Set it all down exactly, every record and every line.
BEGIN DATA PROVIDED
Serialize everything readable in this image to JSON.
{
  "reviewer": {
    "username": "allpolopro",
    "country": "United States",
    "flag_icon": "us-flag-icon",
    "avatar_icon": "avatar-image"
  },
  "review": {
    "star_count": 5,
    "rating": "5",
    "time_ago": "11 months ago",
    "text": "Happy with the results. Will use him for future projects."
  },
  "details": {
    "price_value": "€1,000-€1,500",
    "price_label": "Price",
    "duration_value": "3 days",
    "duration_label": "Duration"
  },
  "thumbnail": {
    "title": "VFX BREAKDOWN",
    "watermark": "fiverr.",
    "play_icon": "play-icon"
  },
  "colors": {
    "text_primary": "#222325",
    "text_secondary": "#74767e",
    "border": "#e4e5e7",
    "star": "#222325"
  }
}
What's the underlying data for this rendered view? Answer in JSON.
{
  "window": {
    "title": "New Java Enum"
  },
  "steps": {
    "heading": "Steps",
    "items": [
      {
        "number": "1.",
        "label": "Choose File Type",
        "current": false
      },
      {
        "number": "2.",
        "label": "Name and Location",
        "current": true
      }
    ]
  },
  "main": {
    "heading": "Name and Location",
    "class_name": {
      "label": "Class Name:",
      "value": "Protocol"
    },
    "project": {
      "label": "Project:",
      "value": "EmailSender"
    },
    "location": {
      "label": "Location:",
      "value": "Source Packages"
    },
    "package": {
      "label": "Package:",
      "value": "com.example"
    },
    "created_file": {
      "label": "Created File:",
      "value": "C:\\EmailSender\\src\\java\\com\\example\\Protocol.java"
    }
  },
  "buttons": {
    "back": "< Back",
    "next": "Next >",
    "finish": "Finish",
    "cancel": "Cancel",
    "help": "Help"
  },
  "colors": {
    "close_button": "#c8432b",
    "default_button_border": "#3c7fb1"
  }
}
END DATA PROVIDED
» **WRITTEN RESPONSE**:
Serialize everything readable in this image to JSON.
{
  "reviewer": {
    "username": "allpolopro",
    "country": "United States",
    "flag_icon": "us-flag-icon",
    "avatar_icon": "avatar-image"
  },
  "review": {
    "star_count": 5,
    "rating": "5",
    "time_ago": "11 months ago",
    "text": "Happy with the results. Will use him for future projects."
  },
  "details": {
    "price_value": "€1,000-€1,500",
    "price_label": "Price",
    "duration_value": "3 days",
    "duration_label": "Duration"
  },
  "thumbnail": {
    "title": "VFX BREAKDOWN",
    "watermark": "fiverr.",
    "play_icon": "play-icon"
  },
  "colors": {
    "text_primary": "#222325",
    "text_secondary": "#74767e",
    "border": "#e4e5e7",
    "star": "#222325"
  }
}
What's the underlying data for this rendered view? Answer in JSON.
{
  "window": {
    "title": "New Java Enum"
  },
  "steps": {
    "heading": "Steps",
    "items": [
      {
        "number": "1.",
        "label": "Choose File Type",
        "current": false
      },
      {
        "number": "2.",
        "label": "Name and Location",
        "current": true
      }
    ]
  },
  "main": {
    "heading": "Name and Location",
    "class_name": {
      "label": "Class Name:",
      "value": "Protocol"
    },
    "project": {
      "label": "Project:",
      "value": "EmailSender"
    },
    "location": {
      "label": "Location:",
      "value": "Source Packages"
    },
    "package": {
      "label": "Package:",
      "value": "com.example"
    },
    "created_file": {
      "label": "Created File:",
      "value": "C:\\EmailSender\\src\\java\\com\\example\\Protocol.java"
    }
  },
  "buttons": {
    "back": "< Back",
    "next": "Next >",
    "finish": "Finish",
    "cancel": "Cancel",
    "help": "Help"
  },
  "colors": {
    "close_button": "#c8432b",
    "default_button_border": "#3c7fb1"
  }
}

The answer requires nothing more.